>>
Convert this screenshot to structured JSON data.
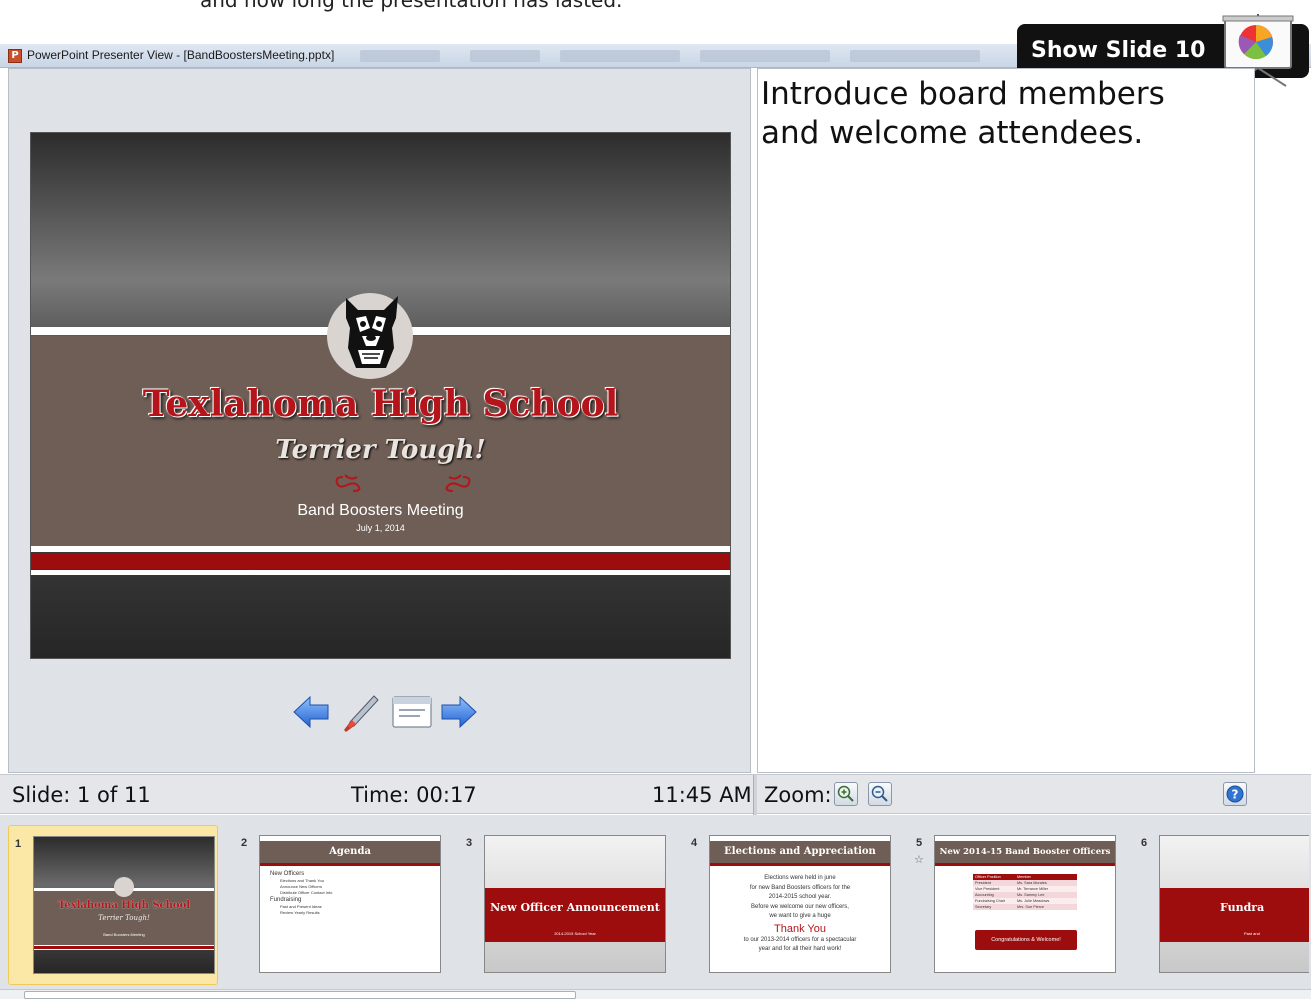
{
  "caption": {
    "text": "and how long the presentation has lasted."
  },
  "window": {
    "title": "PowerPoint Presenter View - [BandBoostersMeeting.pptx]",
    "app_icon": "P"
  },
  "callout": {
    "label": "Show Slide 10",
    "icon": "presentation-easel-icon"
  },
  "current_slide": {
    "school_name": "Texlahoma High School",
    "tagline": "Terrier Tough!",
    "ornament": "ℵ ℵ",
    "meeting_title": "Band Boosters Meeting",
    "date": "July 1, 2014"
  },
  "nav_controls": {
    "previous": "arrow-left-icon",
    "pen": "pen-icon",
    "menu": "slide-menu-icon",
    "next": "arrow-right-icon"
  },
  "notes": {
    "text": "Introduce board members and welcome attendees."
  },
  "status": {
    "slide_counter": "Slide: 1 of 11",
    "elapsed": "Time: 00:17",
    "clock": "11:45 AM",
    "zoom_label": "Zoom:"
  },
  "thumbnails": [
    {
      "number": "1",
      "title": "Texlahoma High School",
      "subtitle": "Terrier Tough!",
      "line": "Band Boosters Meeting",
      "selected": true
    },
    {
      "number": "2",
      "title": "Agenda",
      "bullets": [
        "New Officers",
        "Elections and Thank You",
        "Announce New Officers",
        "Distribute Officer Contact Info",
        "Fundraising",
        "Past and Present Ideas",
        "Review Yearly Results"
      ]
    },
    {
      "number": "3",
      "title": "New Officer Announcement",
      "subtitle": "2014-2015 School Year"
    },
    {
      "number": "4",
      "title": "Elections and Appreciation",
      "body": [
        "Elections were held in june",
        "for new Band Boosters officers for the",
        "2014-2015 school year.",
        "Before we welcome our new officers,",
        "we want to give a huge"
      ],
      "highlight": "Thank You",
      "body2": [
        "to our 2013-2014 officers for a spectacular",
        "year and for all their hard work!"
      ]
    },
    {
      "number": "5",
      "title": "New 2014-15 Band Booster Officers",
      "table_header": [
        "Officer Position",
        "Member"
      ],
      "table_rows": [
        [
          "President",
          "Ms. Sara Morales"
        ],
        [
          "Vice President",
          "Mr. Terrance Miller"
        ],
        [
          "Accounting",
          "Ms. Sammy Lee"
        ],
        [
          "Fundraising Chair",
          "Ms. Julie Meadows"
        ],
        [
          "Secretary",
          "Mrs. Sue Pierce"
        ]
      ],
      "banner": "Congratulations & Welcome!"
    },
    {
      "number": "6",
      "title": "Fundra",
      "subtitle": "Past and"
    }
  ]
}
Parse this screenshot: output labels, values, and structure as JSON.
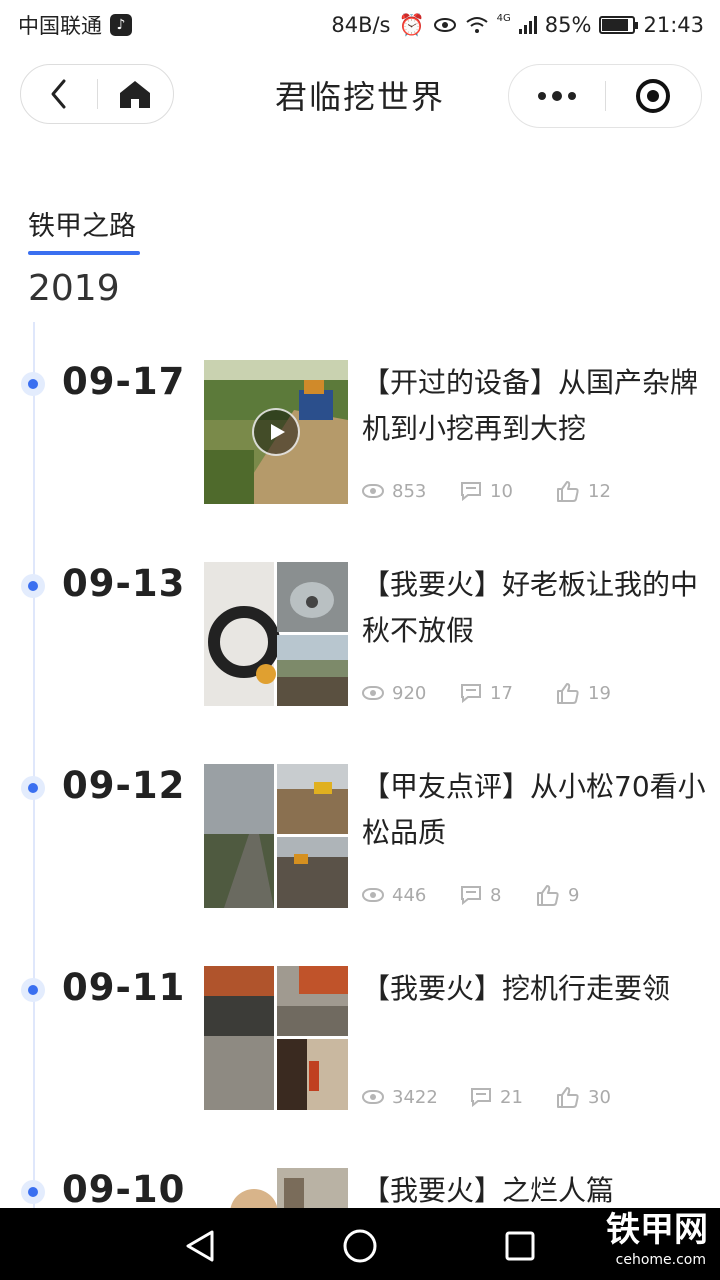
{
  "status_bar": {
    "carrier": "中国联通",
    "net_speed": "84B/s",
    "network": "4G",
    "battery": "85%",
    "battery_level": 0.85,
    "time": "21:43"
  },
  "nav": {
    "title": "君临挖世界"
  },
  "tabs": [
    {
      "label": "铁甲之路",
      "active": true
    }
  ],
  "year": "2019",
  "entries": [
    {
      "date": "09-17",
      "title": "【开过的设备】从国产杂牌机到小挖再到大挖",
      "views": "853",
      "comments": "10",
      "likes": "12",
      "has_video": true
    },
    {
      "date": "09-13",
      "title": "【我要火】好老板让我的中秋不放假",
      "views": "920",
      "comments": "17",
      "likes": "19",
      "has_video": false
    },
    {
      "date": "09-12",
      "title": "【甲友点评】从小松70看小松品质",
      "views": "446",
      "comments": "8",
      "likes": "9",
      "has_video": false
    },
    {
      "date": "09-11",
      "title": "【我要火】挖机行走要领",
      "views": "3422",
      "comments": "21",
      "likes": "30",
      "has_video": false
    },
    {
      "date": "09-10",
      "title": "【我要火】之烂人篇",
      "views": "",
      "comments": "",
      "likes": "",
      "has_video": false
    }
  ],
  "watermark": {
    "text": "铁甲网",
    "sub": "cehome.com"
  },
  "colors": {
    "accent": "#3a6ff0",
    "timeline": "#dfe7fb"
  }
}
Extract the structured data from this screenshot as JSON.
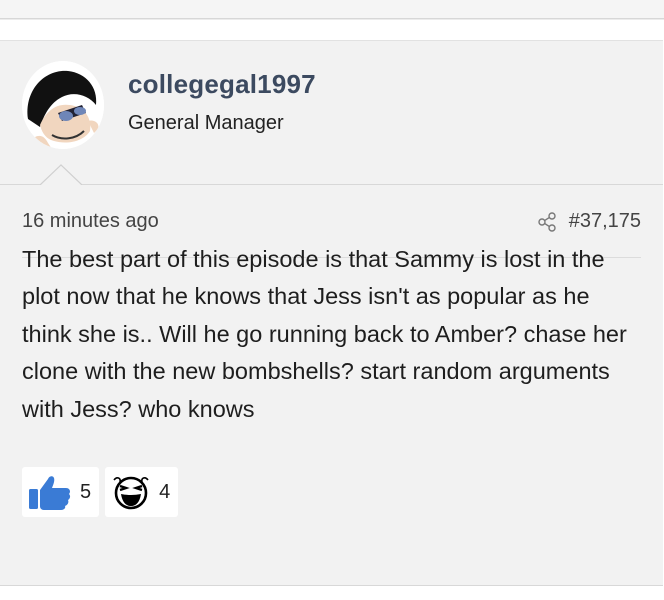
{
  "author": {
    "username": "collegegal1997",
    "role": "General Manager"
  },
  "meta": {
    "time": "16 minutes ago",
    "post_number": "#37,175"
  },
  "post": {
    "text": "The best part of this episode is that Sammy is lost in the plot now that he knows that Jess isn't as popular as he think she is.. Will he go running back to Amber? chase her clone with the new bombshells? start random arguments with Jess? who knows"
  },
  "reactions": [
    {
      "icon": "thumbs-up-icon",
      "count": "5",
      "color": "#3a7bd5"
    },
    {
      "icon": "laughing-face-icon",
      "count": "4",
      "color": "#000000"
    }
  ]
}
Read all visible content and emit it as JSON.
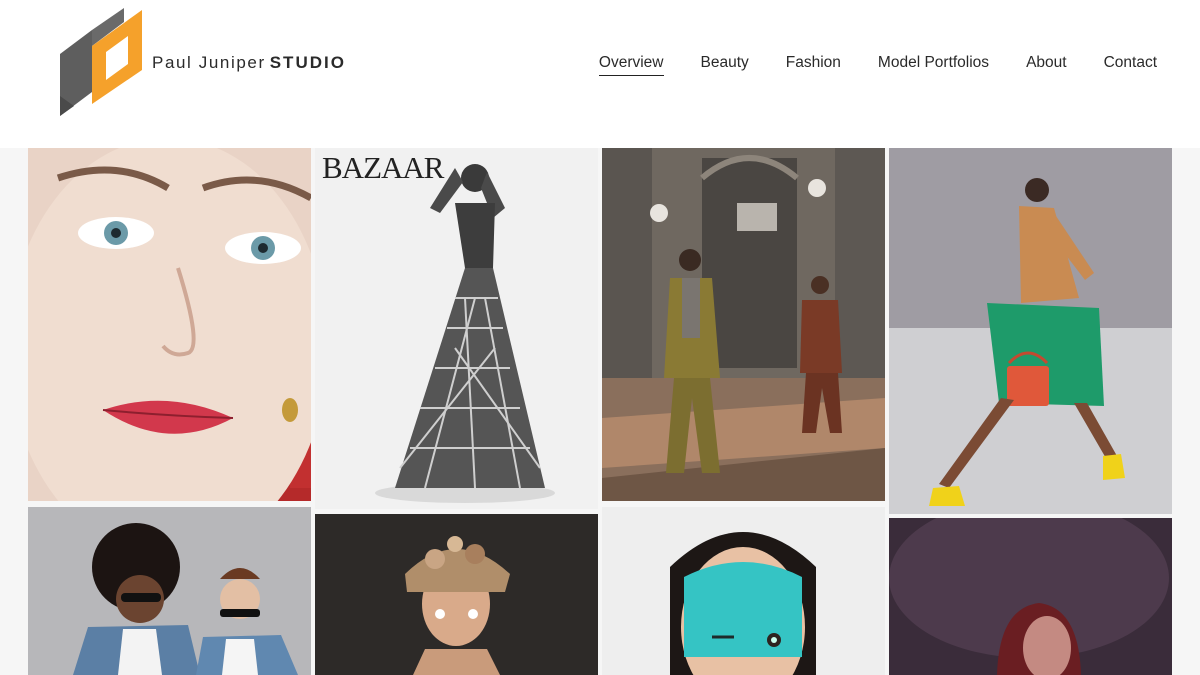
{
  "brand": {
    "name_light": "Paul Juniper",
    "name_bold": "STUDIO"
  },
  "nav": {
    "items": [
      {
        "label": "Overview",
        "active": true
      },
      {
        "label": "Beauty",
        "active": false
      },
      {
        "label": "Fashion",
        "active": false
      },
      {
        "label": "Model Portfolios",
        "active": false
      },
      {
        "label": "About",
        "active": false
      },
      {
        "label": "Contact",
        "active": false
      }
    ]
  },
  "gallery": {
    "magazine_label": "BAZAAR"
  },
  "colors": {
    "logo_orange": "#f5a12b",
    "logo_gray": "#5e5e5e",
    "text": "#2a2a2a",
    "background": "#ffffff"
  }
}
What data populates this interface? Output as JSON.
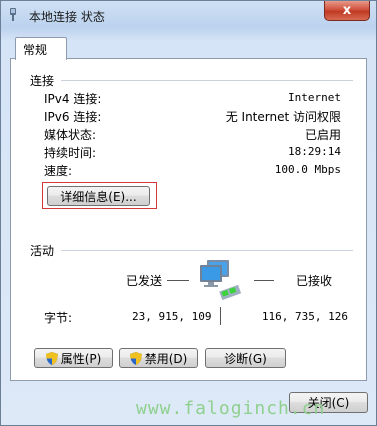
{
  "window": {
    "title": "本地连接 状态",
    "close_glyph": "x"
  },
  "tabs": [
    {
      "label": "常规"
    }
  ],
  "connection": {
    "heading": "连接",
    "rows": [
      {
        "label": "IPv4 连接:",
        "value": "Internet"
      },
      {
        "label": "IPv6 连接:",
        "value": "无 Internet 访问权限"
      },
      {
        "label": "媒体状态:",
        "value": "已启用"
      },
      {
        "label": "持续时间:",
        "value": "18:29:14"
      },
      {
        "label": "速度:",
        "value": "100.0 Mbps"
      }
    ],
    "details_button": "详细信息(E)..."
  },
  "activity": {
    "heading": "活动",
    "sent_label": "已发送",
    "received_label": "已接收",
    "bytes_label": "字节:",
    "bytes_sent": "23, 915, 109",
    "bytes_received": "116, 735, 126"
  },
  "buttons": {
    "properties": "属性(P)",
    "disable": "禁用(D)",
    "diagnose": "诊断(G)",
    "close": "关闭(C)"
  },
  "watermark": "www.faloginch.cn",
  "colors": {
    "highlight_frame": "#d23a3a",
    "close_button": "#c03a22",
    "watermark": "#8fd08f"
  }
}
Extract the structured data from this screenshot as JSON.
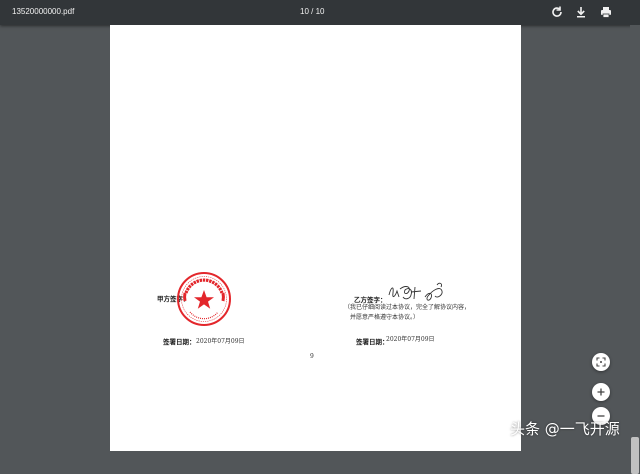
{
  "toolbar": {
    "filename": "13520000000.pdf",
    "page_indicator": "10 / 10"
  },
  "document": {
    "party_a_label": "甲方签字：",
    "party_a_date_label": "签署日期：",
    "party_a_date": "2020年07月09日",
    "party_b_label": "乙方签字：",
    "party_b_note_line1": "（我已仔细阅读过本协议，完全了解协议内容，",
    "party_b_note_line2": "并愿意严格遵守本协议。）",
    "party_b_date_label": "签署日期：",
    "party_b_date": "2020年07月09日",
    "page_number": "9"
  },
  "icons": {
    "rotate": "rotate-icon",
    "download": "download-icon",
    "print": "print-icon",
    "fit": "fit-page-icon",
    "zoom_in": "zoom-in-icon",
    "zoom_out": "zoom-out-icon"
  },
  "colors": {
    "toolbar_bg": "#323639",
    "viewer_bg": "#525659",
    "seal_red": "#e3262b"
  },
  "watermark": "头条 @一飞开源"
}
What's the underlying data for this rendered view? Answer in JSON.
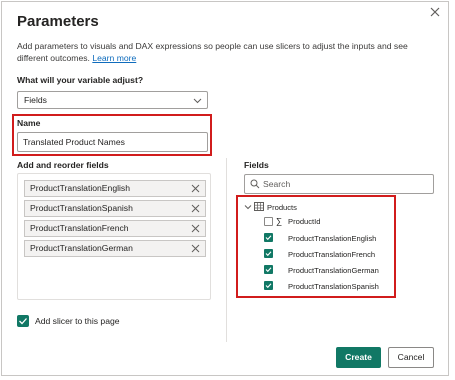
{
  "dialog": {
    "title": "Parameters",
    "description": "Add parameters to visuals and DAX expressions so people can use slicers to adjust the inputs and see different outcomes.",
    "learn_more": "Learn more"
  },
  "variable": {
    "label": "What will your variable adjust?",
    "selected": "Fields"
  },
  "name": {
    "label": "Name",
    "value": "Translated Product Names"
  },
  "add_fields": {
    "label": "Add and reorder fields",
    "items": [
      "ProductTranslationEnglish",
      "ProductTranslationSpanish",
      "ProductTranslationFrench",
      "ProductTranslationGerman"
    ]
  },
  "fields_pane": {
    "label": "Fields",
    "search_placeholder": "Search",
    "table": "Products",
    "columns": [
      {
        "name": "ProductId",
        "checked": false,
        "sigma": true
      },
      {
        "name": "ProductTranslationEnglish",
        "checked": true
      },
      {
        "name": "ProductTranslationFrench",
        "checked": true
      },
      {
        "name": "ProductTranslationGerman",
        "checked": true
      },
      {
        "name": "ProductTranslationSpanish",
        "checked": true
      }
    ]
  },
  "slicer": {
    "label": "Add slicer to this page",
    "checked": true
  },
  "buttons": {
    "create": "Create",
    "cancel": "Cancel"
  },
  "colors": {
    "accent": "#117865",
    "highlight": "#d11c1c",
    "link": "#0f6cbd"
  }
}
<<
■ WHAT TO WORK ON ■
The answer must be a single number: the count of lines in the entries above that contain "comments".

■ PROBLEM SOLUTION ■
5